Input material START

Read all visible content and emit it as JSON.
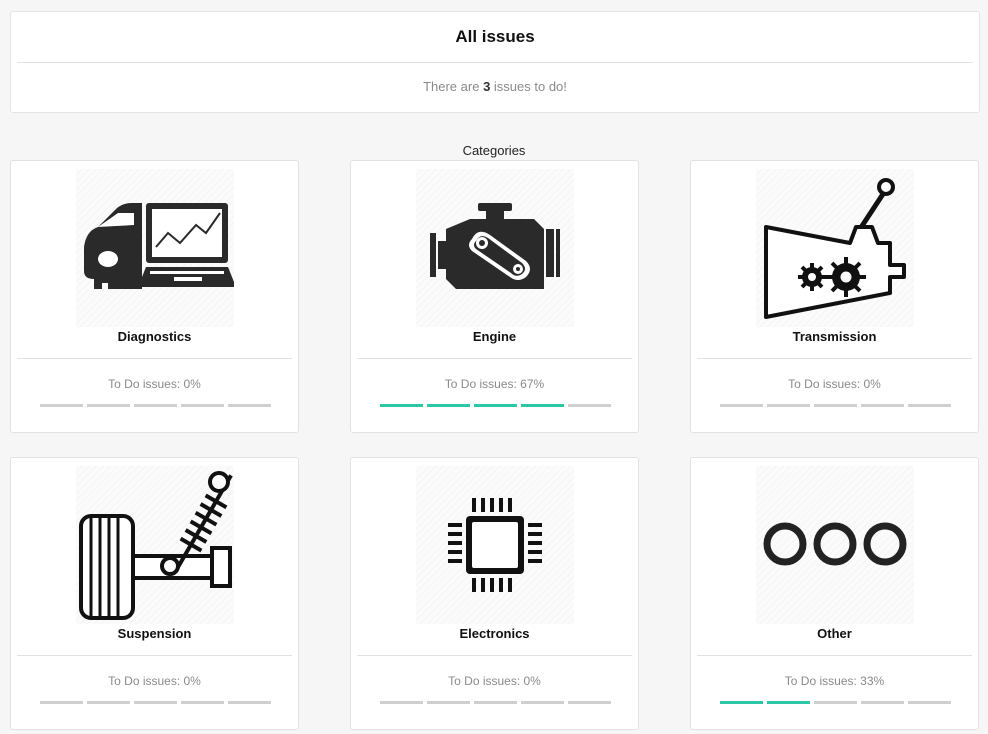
{
  "header": {
    "title": "All issues",
    "status_prefix": "There are ",
    "issue_count": "3",
    "status_suffix": " issues to do!"
  },
  "categories_heading": "Categories",
  "categories": [
    {
      "name": "Diagnostics",
      "icon": "car-laptop-icon",
      "progress_label": "To Do issues: 0%",
      "progress": 0
    },
    {
      "name": "Engine",
      "icon": "engine-icon",
      "progress_label": "To Do issues: 67%",
      "progress": 0.67
    },
    {
      "name": "Transmission",
      "icon": "gearbox-icon",
      "progress_label": "To Do issues: 0%",
      "progress": 0
    },
    {
      "name": "Suspension",
      "icon": "suspension-icon",
      "progress_label": "To Do issues: 0%",
      "progress": 0
    },
    {
      "name": "Electronics",
      "icon": "chip-icon",
      "progress_label": "To Do issues: 0%",
      "progress": 0
    },
    {
      "name": "Other",
      "icon": "rings-icon",
      "progress_label": "To Do issues: 33%",
      "progress": 0.33
    }
  ],
  "colors": {
    "progress_on": "#2cc7a6",
    "progress_off": "#cfcfcf",
    "icon": "#2a2a2a"
  }
}
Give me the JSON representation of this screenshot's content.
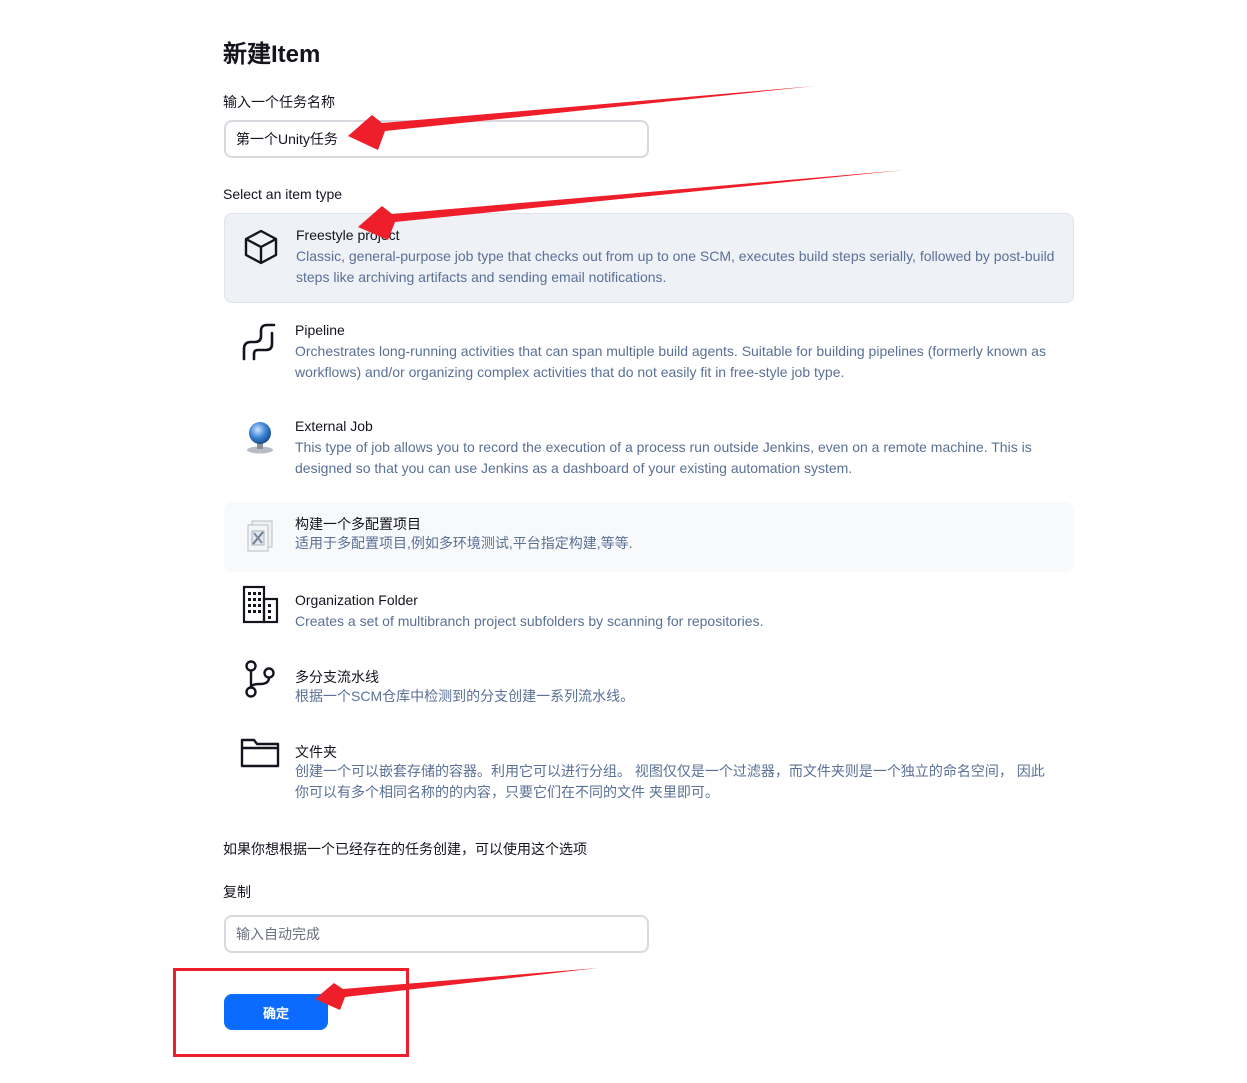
{
  "page": {
    "title": "新建Item"
  },
  "name_field": {
    "label": "输入一个任务名称",
    "value": "第一个Unity任务"
  },
  "item_type": {
    "label": "Select an item type",
    "items": [
      {
        "title": "Freestyle project",
        "icon": "freestyle-cube-icon",
        "description": "Classic, general-purpose job type that checks out from up to one SCM, executes build steps serially, followed by post-build steps like archiving artifacts and sending email notifications.",
        "selected": true
      },
      {
        "title": "Pipeline",
        "icon": "pipeline-icon",
        "description": "Orchestrates long-running activities that can span multiple build agents. Suitable for building pipelines (formerly known as workflows) and/or organizing complex activities that do not easily fit in free-style job type."
      },
      {
        "title": "External Job",
        "icon": "globe-icon",
        "description": "This type of job allows you to record the execution of a process run outside Jenkins, even on a remote machine. This is designed so that you can use Jenkins as a dashboard of your existing automation system."
      },
      {
        "title": "构建一个多配置项目",
        "icon": "multi-config-icon",
        "description": "适用于多配置项目,例如多环境测试,平台指定构建,等等."
      },
      {
        "title": "Organization Folder",
        "icon": "organization-building-icon",
        "description": "Creates a set of multibranch project subfolders by scanning for repositories."
      },
      {
        "title": "多分支流水线",
        "icon": "branch-icon",
        "description": "根据一个SCM仓库中检测到的分支创建一系列流水线。"
      },
      {
        "title": "文件夹",
        "icon": "folder-icon",
        "description": "创建一个可以嵌套存储的容器。利用它可以进行分组。 视图仅仅是一个过滤器，而文件夹则是一个独立的命名空间， 因此你可以有多个相同名称的的内容，只要它们在不同的文件 夹里即可。"
      }
    ]
  },
  "copy_section": {
    "hint": "如果你想根据一个已经存在的任务创建，可以使用这个选项",
    "label": "复制",
    "placeholder": "输入自动完成"
  },
  "submit": {
    "label": "确定"
  },
  "colors": {
    "accent": "#0b6bff",
    "annotation": "#ee1f2a",
    "description": "#5a7096"
  }
}
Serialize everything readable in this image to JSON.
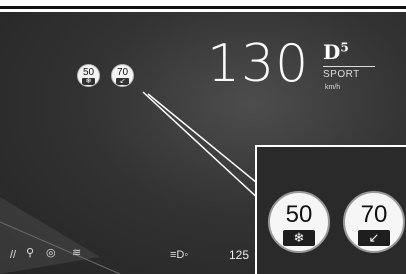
{
  "speed": {
    "value": "130",
    "gear": "D",
    "gear_number": "5",
    "mode": "SPORT",
    "unit": "km/h"
  },
  "speed_limit_signs": [
    {
      "value": "50",
      "plate_icon": "snowflake-icon",
      "plate_glyph": "❄"
    },
    {
      "value": "70",
      "plate_icon": "arrow-down-left-icon",
      "plate_glyph": "↙"
    }
  ],
  "status_bar": {
    "icons": [
      {
        "name": "fog-light-icon",
        "glyph": "//"
      },
      {
        "name": "tire-pressure-icon",
        "glyph": "⚲"
      },
      {
        "name": "steering-assist-icon",
        "glyph": "◎"
      },
      {
        "name": "lane-keep-icon",
        "glyph": "≋"
      },
      {
        "name": "parking-light-icon",
        "glyph": "≡D◦"
      }
    ],
    "odometer_partial": "125"
  },
  "colors": {
    "panel": "#333333",
    "text": "#ffffff",
    "sign_face": "#f4f4f4"
  }
}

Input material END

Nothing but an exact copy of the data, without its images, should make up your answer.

Read all visible content and emit it as JSON.
{
  "header": {
    "title": "All issues",
    "status_prefix": "There are ",
    "issue_count": "3",
    "status_suffix": " issues to do!"
  },
  "categories_heading": "Categories",
  "categories": [
    {
      "name": "Diagnostics",
      "icon": "car-laptop-icon",
      "progress_label": "To Do issues: 0%",
      "progress": 0
    },
    {
      "name": "Engine",
      "icon": "engine-icon",
      "progress_label": "To Do issues: 67%",
      "progress": 0.67
    },
    {
      "name": "Transmission",
      "icon": "gearbox-icon",
      "progress_label": "To Do issues: 0%",
      "progress": 0
    },
    {
      "name": "Suspension",
      "icon": "suspension-icon",
      "progress_label": "To Do issues: 0%",
      "progress": 0
    },
    {
      "name": "Electronics",
      "icon": "chip-icon",
      "progress_label": "To Do issues: 0%",
      "progress": 0
    },
    {
      "name": "Other",
      "icon": "rings-icon",
      "progress_label": "To Do issues: 33%",
      "progress": 0.33
    }
  ],
  "colors": {
    "progress_on": "#2cc7a6",
    "progress_off": "#cfcfcf",
    "icon": "#2a2a2a"
  }
}
Give me the JSON representation of this screenshot's content.
{
  "page": {
    "title": "新建Item"
  },
  "name_field": {
    "label": "输入一个任务名称",
    "value": "第一个Unity任务"
  },
  "item_type": {
    "label": "Select an item type",
    "items": [
      {
        "title": "Freestyle project",
        "icon": "freestyle-cube-icon",
        "description": "Classic, general-purpose job type that checks out from up to one SCM, executes build steps serially, followed by post-build steps like archiving artifacts and sending email notifications.",
        "selected": true
      },
      {
        "title": "Pipeline",
        "icon": "pipeline-icon",
        "description": "Orchestrates long-running activities that can span multiple build agents. Suitable for building pipelines (formerly known as workflows) and/or organizing complex activities that do not easily fit in free-style job type."
      },
      {
        "title": "External Job",
        "icon": "globe-icon",
        "description": "This type of job allows you to record the execution of a process run outside Jenkins, even on a remote machine. This is designed so that you can use Jenkins as a dashboard of your existing automation system."
      },
      {
        "title": "构建一个多配置项目",
        "icon": "multi-config-icon",
        "description": "适用于多配置项目,例如多环境测试,平台指定构建,等等."
      },
      {
        "title": "Organization Folder",
        "icon": "organization-building-icon",
        "description": "Creates a set of multibranch project subfolders by scanning for repositories."
      },
      {
        "title": "多分支流水线",
        "icon": "branch-icon",
        "description": "根据一个SCM仓库中检测到的分支创建一系列流水线。"
      },
      {
        "title": "文件夹",
        "icon": "folder-icon",
        "description": "创建一个可以嵌套存储的容器。利用它可以进行分组。 视图仅仅是一个过滤器，而文件夹则是一个独立的命名空间， 因此你可以有多个相同名称的的内容，只要它们在不同的文件 夹里即可。"
      }
    ]
  },
  "copy_section": {
    "hint": "如果你想根据一个已经存在的任务创建，可以使用这个选项",
    "label": "复制",
    "placeholder": "输入自动完成"
  },
  "submit": {
    "label": "确定"
  },
  "colors": {
    "accent": "#0b6bff",
    "annotation": "#ee1f2a",
    "description": "#5a7096"
  }
}
Serialize everything readable in this image to JSON.
{
  "speed": {
    "value": "130",
    "gear": "D",
    "gear_number": "5",
    "mode": "SPORT",
    "unit": "km/h"
  },
  "speed_limit_signs": [
    {
      "value": "50",
      "plate_icon": "snowflake-icon",
      "plate_glyph": "❄"
    },
    {
      "value": "70",
      "plate_icon": "arrow-down-left-icon",
      "plate_glyph": "↙"
    }
  ],
  "status_bar": {
    "icons": [
      {
        "name": "fog-light-icon",
        "glyph": "//"
      },
      {
        "name": "tire-pressure-icon",
        "glyph": "⚲"
      },
      {
        "name": "steering-assist-icon",
        "glyph": "◎"
      },
      {
        "name": "lane-keep-icon",
        "glyph": "≋"
      },
      {
        "name": "parking-light-icon",
        "glyph": "≡D◦"
      }
    ],
    "odometer_partial": "125"
  },
  "colors": {
    "panel": "#333333",
    "text": "#ffffff",
    "sign_face": "#f4f4f4"
  }
}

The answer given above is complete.